How soon will an investment in solar panels payoff?



Housing industry experts say that solar panels will become a more common fixture on new homes in the U.S. as installation costs fall and their benefits become more widely known.

The industry is keeping a very keen watch on California, which has already mandated their installation on most new homes, the first U.S. state to implement such a rule. The rule states that, with just a few exceptions, all new builds must be equipped with solar panels on the roof.

Elizabeth Beardsley, senior policy counsel with the U.S. Green Building Council in Washington, told The Washington Post that the mandate normalizes the idea of solar panels being acceptable to regular homeowners. “But it will be a long time before mandates are considered by other states, except for the most progressive ones,” she added.

Even without mandates though, many homeowners are taking the initiative to install solar panels on their homes for the potential savings in energy costs they provide. Mike Rain, a homeowner in Fairfield, California, told the Washington Post that his electricity bill has fallen to almost nothing due to the new solar panels he and his wife equipped on their home. Previously, they were paying anything from $50 to $80 a month, he said.

One reason more people are looking at solar power is that prices for the systems are becoming more affordable. They are though, still quite expensive investments, with the cost of installing a typical system averaging around $20,000, the Solar Energy Industries Association said. However, some companies also give homeowners the option of leasing a system instead of buying one.

Beardsley told the Washington Post that homeowners can calculate the payoff time for installing solar panels by looking at their utility bills, any tax incentives they might be able to benefit from, and how much money they can make by selling excess power back into the grid.

Some of the biggest incentives are tax credits offered at a federal, state or local level that can help to offset the high installation costs, Beardsley said. The federal residential solar energy tax credit system enables homeowners to claim up to 22% of the cost of installing a system in 2021.

State and local incentives can make a real difference too. “For example, where I live in Virginia, it would take 20 years for the installation to pay for itself, but if I lived in D.C., it would only take six years because of their incentives,” Beardsley pointed out.

The local price of electricity must also factor into people’s calculations on how soon they can expect a payoff.
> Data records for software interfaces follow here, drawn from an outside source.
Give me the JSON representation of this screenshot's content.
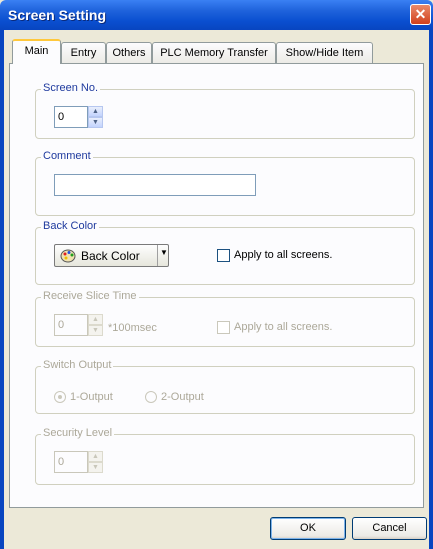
{
  "window": {
    "title": "Screen Setting",
    "close_glyph": "✕"
  },
  "tabs": [
    "Main",
    "Entry",
    "Others",
    "PLC Memory Transfer",
    "Show/Hide Item"
  ],
  "active_tab": "Main",
  "screen_no": {
    "title": "Screen No.",
    "value": "0"
  },
  "comment": {
    "title": "Comment",
    "value": ""
  },
  "back_color": {
    "title": "Back Color",
    "button_label": "Back Color",
    "button_icon": "palette-icon",
    "apply_all_label": "Apply to all screens.",
    "apply_all_checked": false
  },
  "receive_slice": {
    "title": "Receive Slice Time",
    "value": "0",
    "unit": "*100msec",
    "apply_all_label": "Apply to all screens.",
    "apply_all_checked": false,
    "enabled": false
  },
  "switch_output": {
    "title": "Switch Output",
    "options": [
      "1-Output",
      "2-Output"
    ],
    "selected": "1-Output",
    "enabled": false
  },
  "security_level": {
    "title": "Security Level",
    "value": "0",
    "enabled": false
  },
  "footer": {
    "ok_label": "OK",
    "cancel_label": "Cancel"
  },
  "colors": {
    "title_bar": "#0a4fd0",
    "dialog_bg": "#ece9d8",
    "panel_bg": "#fcfcfe",
    "group_title": "#1f3a9e",
    "disabled_text": "#aca899"
  }
}
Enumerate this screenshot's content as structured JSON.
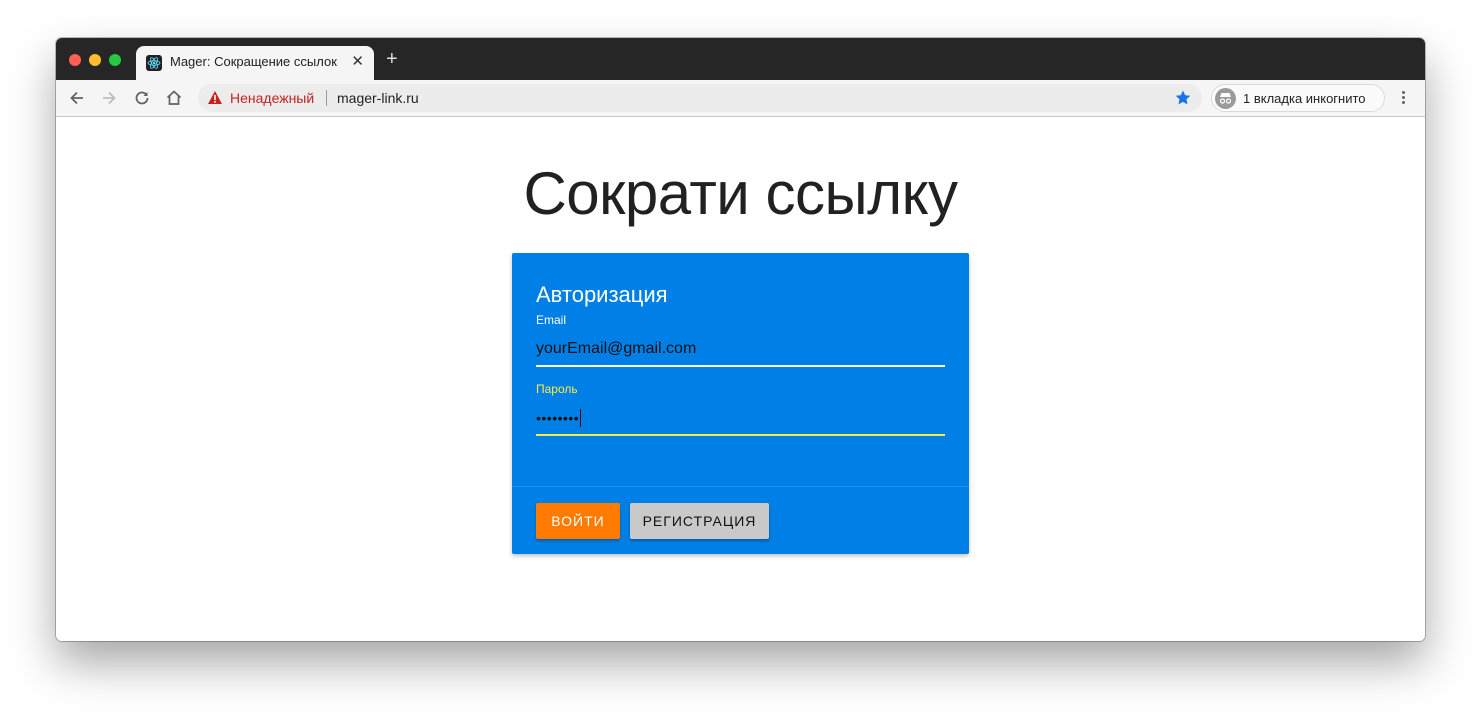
{
  "browser": {
    "tab_title": "Mager: Сокращение ссылок",
    "tab_close": "✕",
    "new_tab": "+",
    "security_label": "Ненадежный",
    "url": "mager-link.ru",
    "incognito_label": "1 вкладка инкогнито"
  },
  "page": {
    "heading": "Сократи ссылку",
    "card": {
      "title": "Авторизация",
      "email_label": "Email",
      "email_value": "yourEmail@gmail.com",
      "password_label": "Пароль",
      "password_value": "••••••••",
      "login_button": "ВОЙТИ",
      "register_button": "РЕГИСТРАЦИЯ"
    }
  },
  "colors": {
    "card_bg": "#0080e6",
    "login_button": "#ff7a00",
    "register_button": "#c9c9c9",
    "focus_accent": "#ffeb3b",
    "insecure_text": "#c5221f"
  },
  "icons": [
    "back-arrow-icon",
    "forward-arrow-icon",
    "reload-icon",
    "home-icon",
    "warning-icon",
    "bookmark-star-icon",
    "incognito-icon",
    "more-vert-icon",
    "react-favicon-icon"
  ]
}
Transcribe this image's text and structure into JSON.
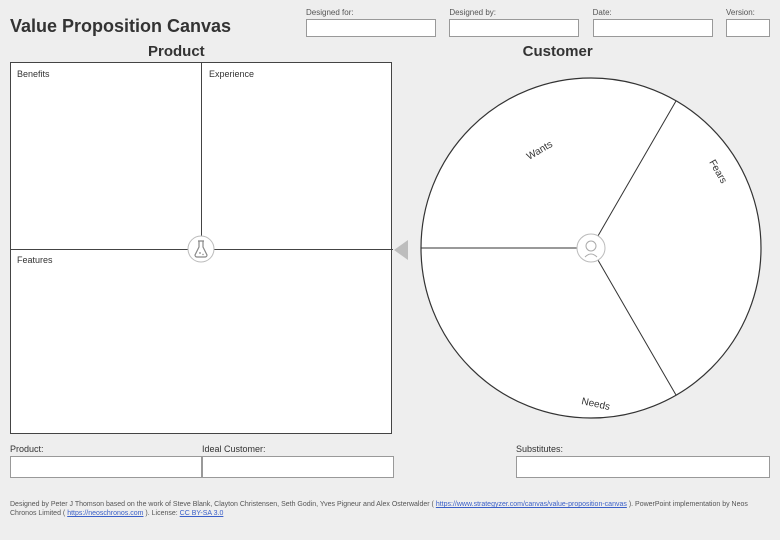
{
  "title": "Value Proposition Canvas",
  "header_fields": {
    "designed_for_label": "Designed for:",
    "designed_by_label": "Designed by:",
    "date_label": "Date:",
    "version_label": "Version:",
    "designed_for_value": "",
    "designed_by_value": "",
    "date_value": "",
    "version_value": ""
  },
  "sections": {
    "product_title": "Product",
    "customer_title": "Customer"
  },
  "product": {
    "benefits_label": "Benefits",
    "experience_label": "Experience",
    "features_label": "Features"
  },
  "customer": {
    "wants_label": "Wants",
    "fears_label": "Fears",
    "needs_label": "Needs"
  },
  "bottom": {
    "product_label": "Product:",
    "ideal_customer_label": "Ideal Customer:",
    "substitutes_label": "Substitutes:",
    "product_value": "",
    "ideal_customer_value": "",
    "substitutes_value": ""
  },
  "footer": {
    "text_a": "Designed by Peter J Thomson based on the work of Steve Blank, Clayton Christensen, Seth Godin, Yves Pigneur and Alex Osterwalder (",
    "link1_text": "https://www.strategyzer.com/canvas/value-proposition-canvas",
    "text_b": "). PowerPoint implementation by Neos Chronos Limited (",
    "link2_text": "https://neoschronos.com",
    "text_c": "). License: ",
    "link3_text": "CC BY-SA 3.0"
  }
}
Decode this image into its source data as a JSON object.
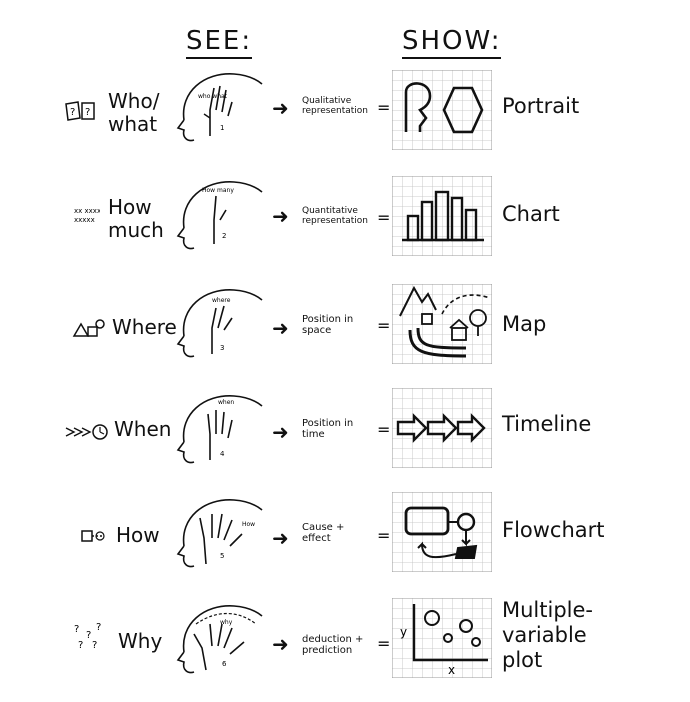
{
  "headers": {
    "see": "SEE:",
    "show": "SHOW:"
  },
  "rows": [
    {
      "label": "Who/ what",
      "see_icon": "question-cards-icon",
      "representation": "Qualitative representation",
      "result": "Portrait",
      "number": "1"
    },
    {
      "label": "How much",
      "see_icon": "count-marks-icon",
      "representation": "Quantitative representation",
      "result": "Chart",
      "number": "2"
    },
    {
      "label": "Where",
      "see_icon": "shapes-cluster-icon",
      "representation": "Position in space",
      "result": "Map",
      "number": "3"
    },
    {
      "label": "When",
      "see_icon": "arrow-clock-icon",
      "representation": "Position in time",
      "result": "Timeline",
      "number": "4"
    },
    {
      "label": "How",
      "see_icon": "process-box-icon",
      "representation": "Cause + effect",
      "result": "Flowchart",
      "number": "5"
    },
    {
      "label": "Why",
      "see_icon": "question-marks-icon",
      "representation": "deduction + prediction",
      "result": "Multiple-variable plot",
      "number": "6"
    }
  ],
  "symbols": {
    "arrow": "➜",
    "equals": "=",
    "question": "?"
  },
  "plot_axes": {
    "y": "y",
    "x": "x"
  },
  "head_words": [
    "who what",
    "How many",
    "where",
    "when",
    "How",
    "why"
  ],
  "colors": {
    "ink": "#111111",
    "grid": "#bdbdbd",
    "paper": "#ffffff"
  }
}
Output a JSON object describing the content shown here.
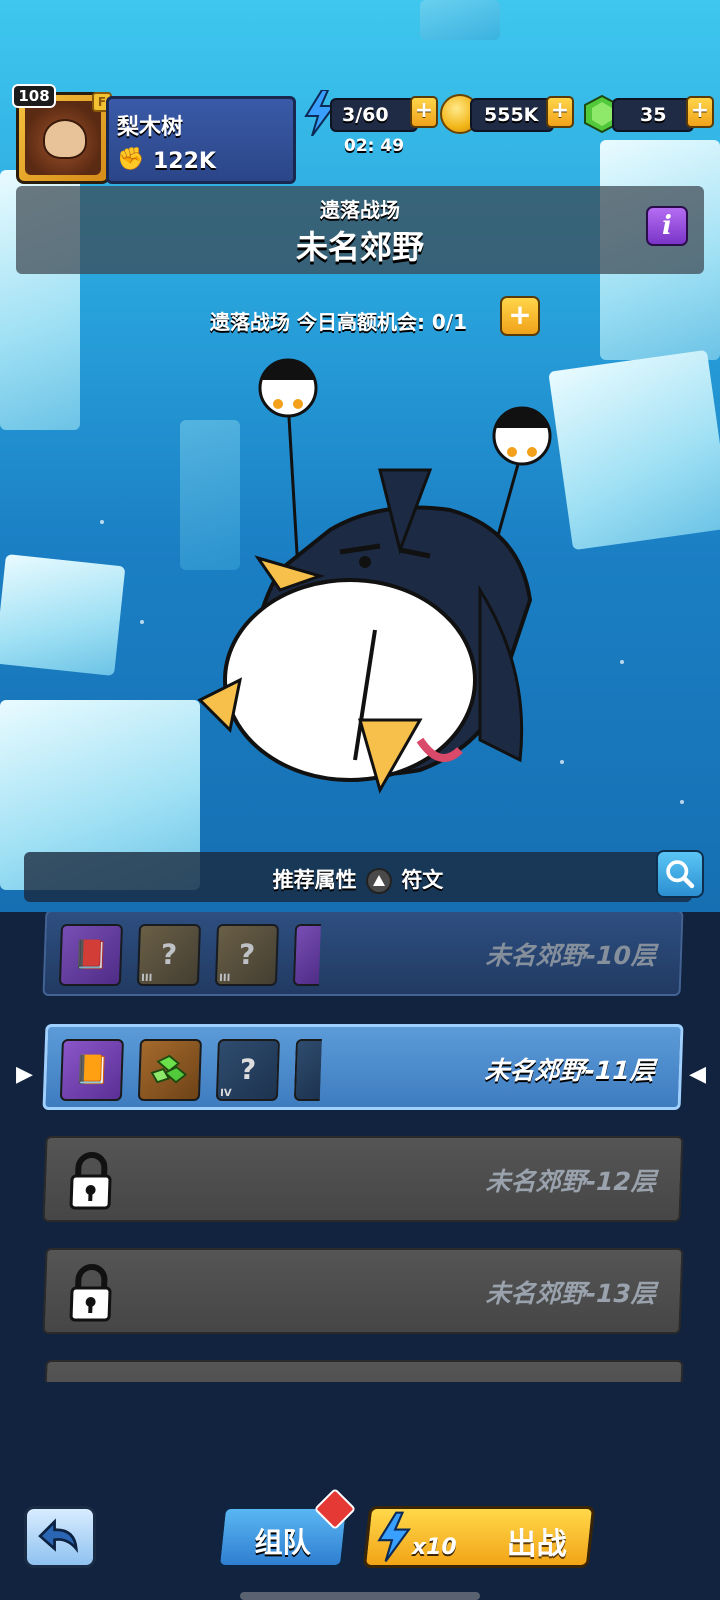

Solar powered homes can sell any additional energy they don’t use themselves back into the grid. Utility providers are eager to buy this surplus power as it’s a clean energy source and it makes them look good. But electricity prices per unit vary quite a bit from company to company.

Other factors homeowners might want to consider include the amount of sunlight their home typically receives, as this impacts how much power the solar panels will generate. The orientation of the solar panels is also a consideration, according to a 2020 study by the Home Innovation Research Labs at the National Association of Home Builders.

A growing number of homeowners have decided that the investment in solar energy is worth their while, and experts say the number of installations is growing.

Kevin Wilson, national vice president of strategic sourcing and sustainability for Tri Pointe Homes in Los Angeles, told the Washington Post that the “extreme decline” in installation costs is the biggest factor in this.

“At the same time, the cost of electricity is extremely high in California,” Wilson said. “Those two factors coupled to accelerate homeowner interest in solar panels. In addition, as they become more common, there’s less pushback on how it looks. That’s a nonissue now, but in the past, some homeowners only wanted them in the back of the house where they couldn’t be seen.”

About Mike Wheatley

Mike Wheatley is the senior editor at Realty Biz News. Got a real estate related news article you wish to share, contact Mike at mike@realtybiznews.com.